This small Franzen matt nickel briefcase hasp is an appropriate replacement catch for many briefcase combination/ key locks. Do however check dimensions and detail closely, as slight differences in design may mean certain spares won't work with your briefcase.
This range of replacement parts is useful for practically minded people, who have a broken briefcase they do not want to part with and who do not have a saddler or luggage repairer in their neighbourhood.
Peel back the organiser section in the lid by about 5 inches. Don't worry about the stitching
as it is dummy stitched.
Peel back the leather that covers the underside of the hasp you wish to replace. Once again don't worry about the stitching.
You should by now have revealed the back of the rivets that hold the hasp onto the case. Two types of rivet are commonly used. The first type has two legs that can be straightened with a flat headed screwdriver and extracted. The second usually has a washer capping it on the inside which can be carefully drilled out with a cordless drill.
Put the new hasp on, tapping down the new rivets with a hammer and reverse the process gluing the lining as you go (Evo-stick is best).

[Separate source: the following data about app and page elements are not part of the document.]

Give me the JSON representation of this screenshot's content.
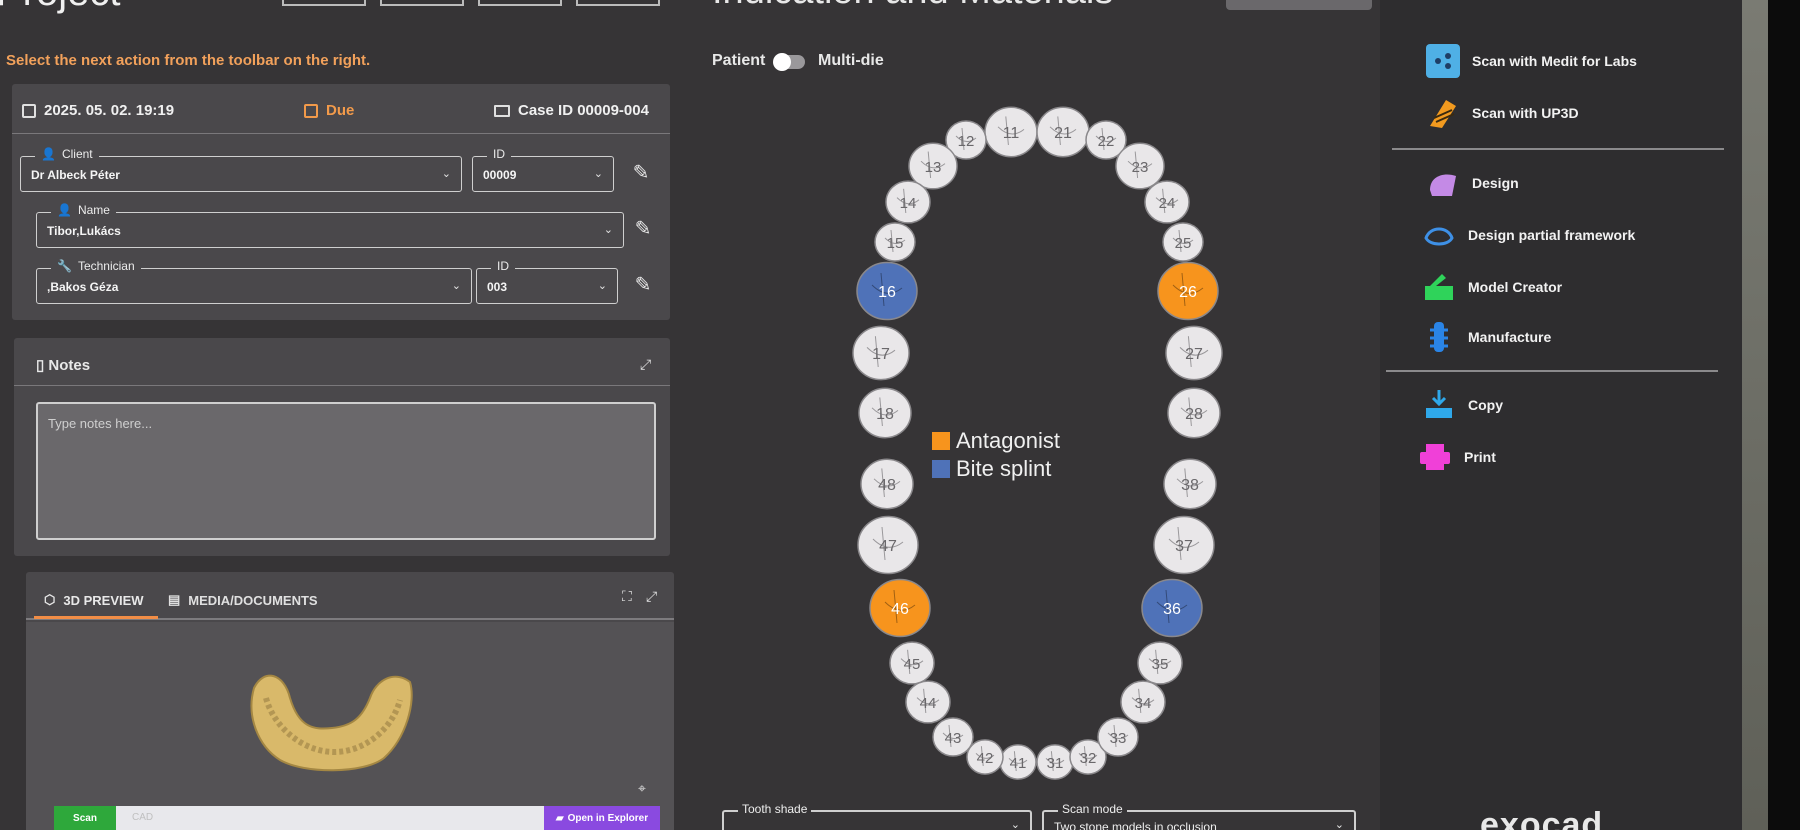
{
  "header": {
    "project_title": "Project",
    "indication_title": "Indication and Materials",
    "hint": "Select the next action from the toolbar on the right."
  },
  "info": {
    "date": "2025. 05. 02. 19:19",
    "due": "Due",
    "case_id": "Case ID 00009-004",
    "client_label": "Client",
    "client_value": "Dr Albeck Péter",
    "client_id_label": "ID",
    "client_id_value": "00009",
    "name_label": "Name",
    "name_value": "Tibor,Lukács",
    "technician_label": "Technician",
    "technician_value": ",Bakos Géza",
    "technician_id_label": "ID",
    "technician_id_value": "003"
  },
  "notes": {
    "title": "Notes",
    "placeholder": "Type notes here..."
  },
  "preview": {
    "tab_3d": "3D PREVIEW",
    "tab_media": "MEDIA/DOCUMENTS",
    "scan_label": "Scan",
    "cad_label": "CAD",
    "open_explorer": "Open in Explorer"
  },
  "toggle": {
    "left": "Patient",
    "right": "Multi-die"
  },
  "legend": {
    "antagonist": "Antagonist",
    "bite_splint": "Bite splint"
  },
  "colors": {
    "antagonist": "#f7941d",
    "bite_splint": "#4f72b8",
    "tooth": "#e9e7e9",
    "accent": "#f2a15b"
  },
  "teeth": [
    {
      "n": "11",
      "s": ""
    },
    {
      "n": "12",
      "s": ""
    },
    {
      "n": "13",
      "s": ""
    },
    {
      "n": "14",
      "s": ""
    },
    {
      "n": "15",
      "s": ""
    },
    {
      "n": "16",
      "s": "bite_splint"
    },
    {
      "n": "17",
      "s": ""
    },
    {
      "n": "18",
      "s": ""
    },
    {
      "n": "21",
      "s": ""
    },
    {
      "n": "22",
      "s": ""
    },
    {
      "n": "23",
      "s": ""
    },
    {
      "n": "24",
      "s": ""
    },
    {
      "n": "25",
      "s": ""
    },
    {
      "n": "26",
      "s": "antagonist"
    },
    {
      "n": "27",
      "s": ""
    },
    {
      "n": "28",
      "s": ""
    },
    {
      "n": "31",
      "s": ""
    },
    {
      "n": "32",
      "s": ""
    },
    {
      "n": "33",
      "s": ""
    },
    {
      "n": "34",
      "s": ""
    },
    {
      "n": "35",
      "s": ""
    },
    {
      "n": "36",
      "s": "bite_splint"
    },
    {
      "n": "37",
      "s": ""
    },
    {
      "n": "38",
      "s": ""
    },
    {
      "n": "41",
      "s": ""
    },
    {
      "n": "42",
      "s": ""
    },
    {
      "n": "43",
      "s": ""
    },
    {
      "n": "44",
      "s": ""
    },
    {
      "n": "45",
      "s": ""
    },
    {
      "n": "46",
      "s": "antagonist"
    },
    {
      "n": "47",
      "s": ""
    },
    {
      "n": "48",
      "s": ""
    }
  ],
  "bottom": {
    "tooth_shade_label": "Tooth shade",
    "scan_mode_label": "Scan mode",
    "scan_mode_value": "Two stone models in occlusion"
  },
  "sidebar": {
    "scan_medit": "Scan with Medit for Labs",
    "scan_up3d": "Scan with UP3D",
    "design": "Design",
    "design_partial": "Design partial framework",
    "model_creator": "Model Creator",
    "manufacture": "Manufacture",
    "copy": "Copy",
    "print": "Print",
    "brand": "exocad"
  }
}
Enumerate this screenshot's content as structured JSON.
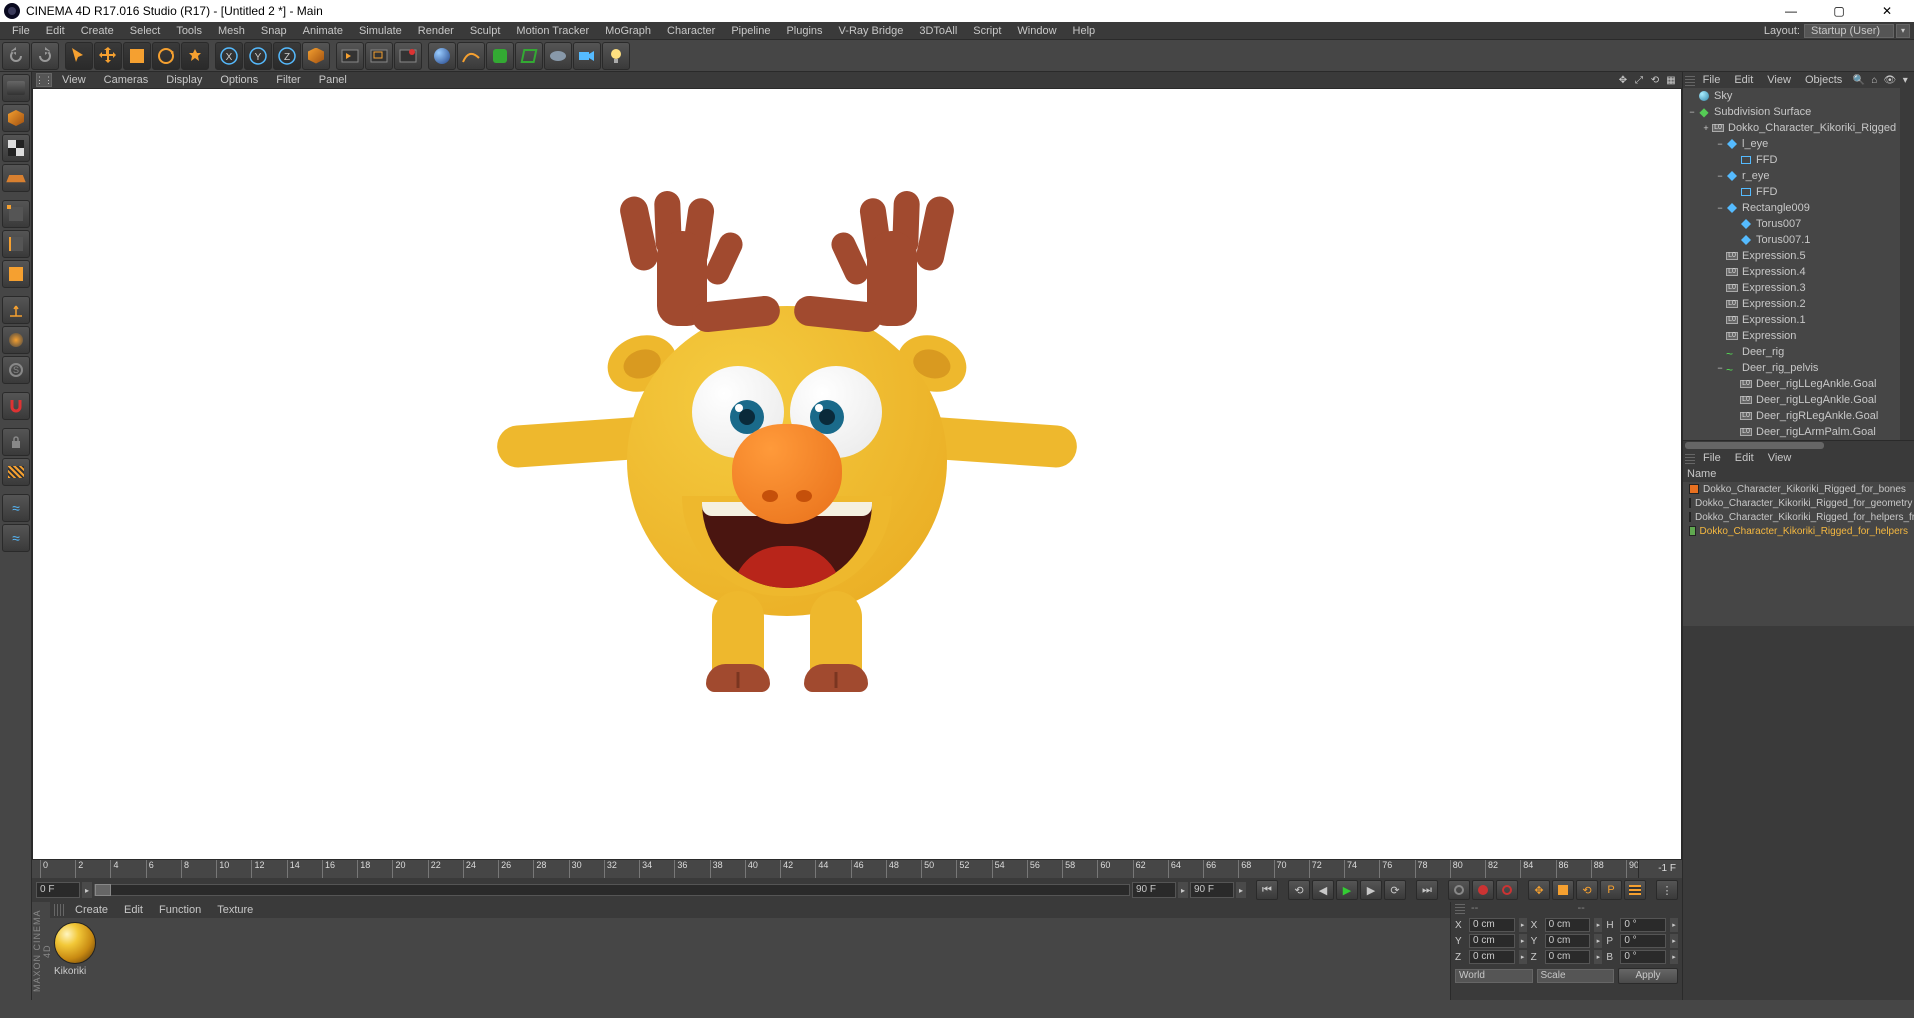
{
  "titlebar": {
    "title": "CINEMA 4D R17.016 Studio (R17) - [Untitled 2 *] - Main"
  },
  "menu": {
    "items": [
      "File",
      "Edit",
      "Create",
      "Select",
      "Tools",
      "Mesh",
      "Snap",
      "Animate",
      "Simulate",
      "Render",
      "Sculpt",
      "Motion Tracker",
      "MoGraph",
      "Character",
      "Pipeline",
      "Plugins",
      "V-Ray Bridge",
      "3DToAll",
      "Script",
      "Window",
      "Help"
    ],
    "layout_label": "Layout:",
    "layout_value": "Startup (User)"
  },
  "viewmenu": {
    "items": [
      "View",
      "Cameras",
      "Display",
      "Options",
      "Filter",
      "Panel"
    ]
  },
  "timeline": {
    "ticks": [
      "0",
      "2",
      "4",
      "6",
      "8",
      "10",
      "12",
      "14",
      "16",
      "18",
      "20",
      "22",
      "24",
      "26",
      "28",
      "30",
      "32",
      "34",
      "36",
      "38",
      "40",
      "42",
      "44",
      "46",
      "48",
      "50",
      "52",
      "54",
      "56",
      "58",
      "60",
      "62",
      "64",
      "66",
      "68",
      "70",
      "72",
      "74",
      "76",
      "78",
      "80",
      "82",
      "84",
      "86",
      "88",
      "90"
    ],
    "end_label": "-1 F",
    "start_field": "0 F",
    "scrub_field": "0 F",
    "range_a": "90 F",
    "range_b": "90 F"
  },
  "materials": {
    "menu": [
      "Create",
      "Edit",
      "Function",
      "Texture"
    ],
    "thumb_label": "Kikoriki"
  },
  "maxon_label": "MAXON CINEMA 4D",
  "objects_panel": {
    "menu": [
      "File",
      "Edit",
      "View",
      "Objects"
    ],
    "tree": [
      {
        "d": 0,
        "exp": "",
        "icon": "sky",
        "label": "Sky"
      },
      {
        "d": 0,
        "exp": "−",
        "icon": "sds",
        "label": "Subdivision Surface"
      },
      {
        "d": 1,
        "exp": "+",
        "icon": "null",
        "label": "Dokko_Character_Kikoriki_Rigged"
      },
      {
        "d": 2,
        "exp": "−",
        "icon": "joint",
        "label": "l_eye"
      },
      {
        "d": 3,
        "exp": "",
        "icon": "ffd",
        "label": "FFD"
      },
      {
        "d": 2,
        "exp": "−",
        "icon": "joint",
        "label": "r_eye"
      },
      {
        "d": 3,
        "exp": "",
        "icon": "ffd",
        "label": "FFD"
      },
      {
        "d": 2,
        "exp": "−",
        "icon": "joint",
        "label": "Rectangle009"
      },
      {
        "d": 3,
        "exp": "",
        "icon": "joint",
        "label": "Torus007"
      },
      {
        "d": 3,
        "exp": "",
        "icon": "joint",
        "label": "Torus007.1"
      },
      {
        "d": 2,
        "exp": "",
        "icon": "null",
        "label": "Expression.5"
      },
      {
        "d": 2,
        "exp": "",
        "icon": "null",
        "label": "Expression.4"
      },
      {
        "d": 2,
        "exp": "",
        "icon": "null",
        "label": "Expression.3"
      },
      {
        "d": 2,
        "exp": "",
        "icon": "null",
        "label": "Expression.2"
      },
      {
        "d": 2,
        "exp": "",
        "icon": "null",
        "label": "Expression.1"
      },
      {
        "d": 2,
        "exp": "",
        "icon": "null",
        "label": "Expression"
      },
      {
        "d": 2,
        "exp": "",
        "icon": "spline",
        "label": "Deer_rig"
      },
      {
        "d": 2,
        "exp": "−",
        "icon": "spline",
        "label": "Deer_rig_pelvis"
      },
      {
        "d": 3,
        "exp": "",
        "icon": "null",
        "label": "Deer_rigLLegAnkle.Goal"
      },
      {
        "d": 3,
        "exp": "",
        "icon": "null",
        "label": "Deer_rigLLegAnkle.Goal"
      },
      {
        "d": 3,
        "exp": "",
        "icon": "null",
        "label": "Deer_rigRLegAnkle.Goal"
      },
      {
        "d": 3,
        "exp": "",
        "icon": "null",
        "label": "Deer_rigLArmPalm.Goal"
      }
    ]
  },
  "layers_panel": {
    "menu": [
      "File",
      "Edit",
      "View"
    ],
    "header": "Name",
    "rows": [
      {
        "color": "#e87020",
        "label": "Dokko_Character_Kikoriki_Rigged_for_bones",
        "sel": false
      },
      {
        "color": "#d8c830",
        "label": "Dokko_Character_Kikoriki_Rigged_for_geometry",
        "sel": false
      },
      {
        "color": "#2040c0",
        "label": "Dokko_Character_Kikoriki_Rigged_for_helpers_fr",
        "sel": false
      },
      {
        "color": "#60a850",
        "label": "Dokko_Character_Kikoriki_Rigged_for_helpers",
        "sel": true
      }
    ]
  },
  "coords": {
    "rows": [
      {
        "a": "X",
        "av": "0 cm",
        "b": "X",
        "bv": "0 cm",
        "c": "H",
        "cv": "0 °"
      },
      {
        "a": "Y",
        "av": "0 cm",
        "b": "Y",
        "bv": "0 cm",
        "c": "P",
        "cv": "0 °"
      },
      {
        "a": "Z",
        "av": "0 cm",
        "b": "Z",
        "bv": "0 cm",
        "c": "B",
        "cv": "0 °"
      }
    ],
    "sel_a": "World",
    "sel_b": "Scale",
    "apply": "Apply"
  }
}
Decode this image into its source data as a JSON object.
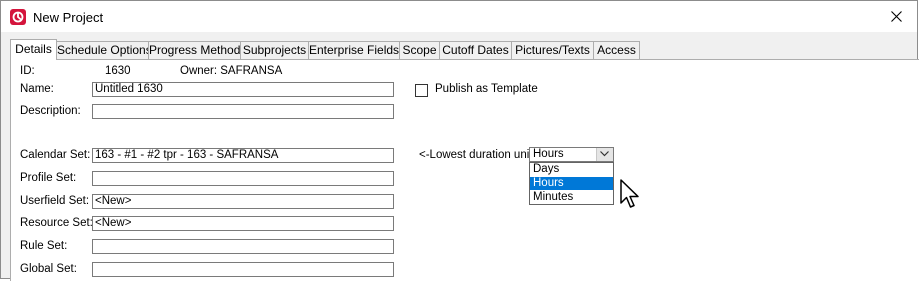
{
  "window": {
    "title": "New Project"
  },
  "tabs": [
    {
      "label": "Details",
      "active": true
    },
    {
      "label": "Schedule Options",
      "active": false
    },
    {
      "label": "Progress Method",
      "active": false
    },
    {
      "label": "Subprojects",
      "active": false
    },
    {
      "label": "Enterprise Fields",
      "active": false
    },
    {
      "label": "Scope",
      "active": false
    },
    {
      "label": "Cutoff Dates",
      "active": false
    },
    {
      "label": "Pictures/Texts",
      "active": false
    },
    {
      "label": "Access",
      "active": false
    }
  ],
  "details": {
    "id_label": "ID:",
    "id_value": "1630",
    "owner_text": "Owner: SAFRANSA",
    "name_label": "Name:",
    "name_value": "Untitled 1630",
    "description_label": "Description:",
    "description_value": "",
    "publish_label": "Publish as Template",
    "publish_checked": false,
    "calendar_label": "Calendar Set:",
    "calendar_value": "163 - #1 - #2 tpr - 163 - SAFRANSA",
    "profile_label": "Profile Set:",
    "profile_value": "",
    "userfield_label": "Userfield Set:",
    "userfield_value": "<New>",
    "resource_label": "Resource Set:",
    "resource_value": "<New>",
    "rule_label": "Rule Set:",
    "rule_value": "",
    "global_label": "Global Set:",
    "global_value": "",
    "duration_label": "<-Lowest duration units",
    "duration_value": "Hours",
    "duration_options": [
      "Days",
      "Hours",
      "Minutes"
    ]
  },
  "colors": {
    "accent": "#0078d7",
    "app_icon": "#d4143c"
  }
}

The straps I ordered from you were received safely today. Their quality is excellent and they suit my purpose very well. You may like to know that I bought them to replace a single 24" strap, the shorter of the two straps that secure a fifty-year-old guitar case (the other is 48" long).
These cases were sold in large numbers at that time (I have two), and many are doubtless still in use. If your black 18mm. straps were available in 24" and 48" lengths, I am sure it would be a great boon to an entire generation of guitar-pickers - especially as the quality of the original straps was nowhere near as good as yours!
J.P., U.K., February 2022
23 High St, Chesham, Buckinghamshire, HP5 1BG, England